Get Blog Posts Via Email

View RSS Feed


PAST LYING by Val McDermid: Book Review

It’s April, 2020 in Edinburgh, and the COVID era is just beginning.  So little is known about it–how long the lockdown will last, how to protect one’s self from getting the virus, exactly how it’s transmitted–that it’s a really strange time.

For Detective Chief Inspector Karen Pirie, life in lockdown is particularly challenging.  It’s obviously difficult, if not impossible, to conduct investigations when she can’t move around the city freely and interview people as is necessary in her job in the Historic Cases Unit (what in the United States are called cold cases).

Trying to deal with a difficult situation, she’s in a “bubble” with a sergeant from her team, Daisy Mortimer.  They’re living in the flat belonging to Hamish Mackenzie, the man Karen’s been dating for several months, which is definitely better than Karen living alone in her much smaller and less luxurious flat a few miles away.  But in addition to the worry about the virus, Karen is frustrated by the lack of work and a concern about Hamish that she’s unwilling to examine too closely.

A phone call from Jason Murray, another member of the HCU, may be the beginning of a new case.  Jason receives a call from a woman he knows at the National Library of Scotland.  She’s an archivist and has been going through boxes of material that belonged to Jake Stein, a crime writer who recently died.  He was very well known and respected until a sexual scandal derailed his career; although he continued to write, he never regained his former popularity.
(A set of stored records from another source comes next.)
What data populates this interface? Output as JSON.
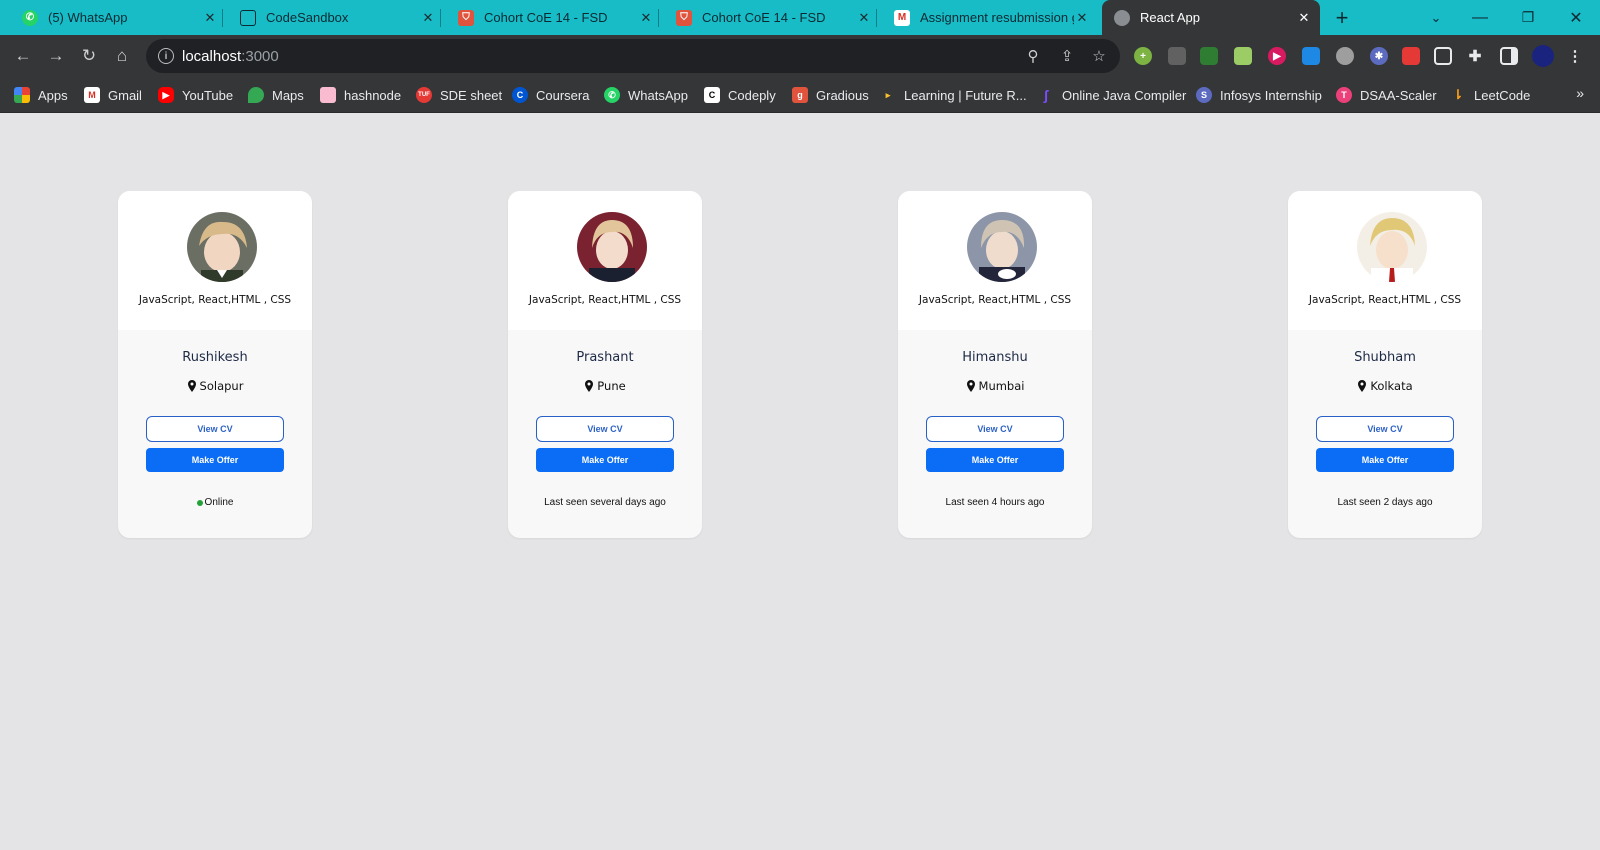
{
  "browser": {
    "tabs": [
      {
        "title": "(5) WhatsApp",
        "icon": "whatsapp-icon",
        "active": false
      },
      {
        "title": "CodeSandbox",
        "icon": "codesandbox-icon",
        "active": false
      },
      {
        "title": "Cohort CoE 14 - FSD",
        "icon": "shield-icon",
        "active": false
      },
      {
        "title": "Cohort CoE 14 - FSD",
        "icon": "shield-icon",
        "active": false
      },
      {
        "title": "Assignment resubmission g",
        "icon": "gmail-icon",
        "active": false
      },
      {
        "title": "React App",
        "icon": "globe-icon",
        "active": true
      }
    ],
    "url_host": "localhost",
    "url_port": ":3000",
    "bookmarks": [
      {
        "label": "Apps",
        "icon": "apps-grid-icon"
      },
      {
        "label": "Gmail",
        "icon": "gmail-icon"
      },
      {
        "label": "YouTube",
        "icon": "youtube-icon"
      },
      {
        "label": "Maps",
        "icon": "maps-icon"
      },
      {
        "label": "hashnode",
        "icon": "hashnode-icon"
      },
      {
        "label": "SDE sheet",
        "icon": "tuf-icon"
      },
      {
        "label": "Coursera",
        "icon": "coursera-icon"
      },
      {
        "label": "WhatsApp",
        "icon": "whatsapp-icon"
      },
      {
        "label": "Codeply",
        "icon": "codeply-icon"
      },
      {
        "label": "Gradious",
        "icon": "gradious-icon"
      },
      {
        "label": "Learning | Future R...",
        "icon": "play-icon"
      },
      {
        "label": "Online Java Compiler",
        "icon": "java-compiler-icon"
      },
      {
        "label": "Infosys Internship",
        "icon": "infosys-icon"
      },
      {
        "label": "DSAA-Scaler",
        "icon": "scaler-icon"
      },
      {
        "label": "LeetCode",
        "icon": "leetcode-icon"
      }
    ],
    "more_bookmarks": "»"
  },
  "cards": [
    {
      "skills": "JavaScript, React,HTML , CSS",
      "name": "Rushikesh",
      "location": "Solapur",
      "view_cv": "View CV",
      "make_offer": "Make Offer",
      "status": "Online",
      "online": true
    },
    {
      "skills": "JavaScript, React,HTML , CSS",
      "name": "Prashant",
      "location": "Pune",
      "view_cv": "View CV",
      "make_offer": "Make Offer",
      "status": "Last seen several days ago",
      "online": false
    },
    {
      "skills": "JavaScript, React,HTML , CSS",
      "name": "Himanshu",
      "location": "Mumbai",
      "view_cv": "View CV",
      "make_offer": "Make Offer",
      "status": "Last seen 4 hours ago",
      "online": false
    },
    {
      "skills": "JavaScript, React,HTML , CSS",
      "name": "Shubham",
      "location": "Kolkata",
      "view_cv": "View CV",
      "make_offer": "Make Offer",
      "status": "Last seen 2 days ago",
      "online": false
    }
  ],
  "colors": {
    "tabstrip": "#17bcc7",
    "toolbar": "#353638",
    "page_bg": "#e4e4e6",
    "primary_button": "#0b6cf5",
    "online_dot": "#23a23a"
  }
}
The librarian tells Jason that in one of the many boxes that were donated to the library by Stein’s widow, she’s reading what appears to be a novel about the murder of Lara Hardie, a young woman who actually disappeared a year earlier and whose body was never found.  The book is “full of echoes of Lara Hardie’s story,” Jason is told.  “It’s really creepy.”

When Karen and Daisy receive a copy of the manuscript, they assume that it’s written by Stein, since it was in one of the boxes given to the library by Ros Stein, Jake Stein’s widow.  Strangely though, Karen thinks, it mentions his slumping book sales and the fact that his long-time publisher had dropped him, something she has trouble imagining the author would admit and want published.  But then, she continues musing to herself, the HCU team is at a disadvantage since the manuscript is incomplete.  Who knows how Stein would have ended the story?

At the same time, Karen and Jason are dealing with personal issues.  Karen is rethinking her relationship with Hamish, bothered by his casual disregard of the government mandated degrees of separation rules, while Jason is dealing with his mother’s hospitalization due to the illness.

Val McDermid brings back all the stresses and fears of the virus’ early days, when so much about it was unknown and the possibility of a vaccine lay in a possibly distant future.  Each character behaves according to their personality, and, as always, Ms. McDermid brings each one perfectly to life, along with the picture of a major city brought almost to its knees by a deadly illness.

You can read more about the author at this website.

Check out the complete Marilyn’s Mystery Reads at her website.  In addition to book review posts, there are sections featuring Golden OldiesPast Masters and Mistresses, and an About Marilyn column that features her opinions about everything to do with mystery novels.

Leave a Reply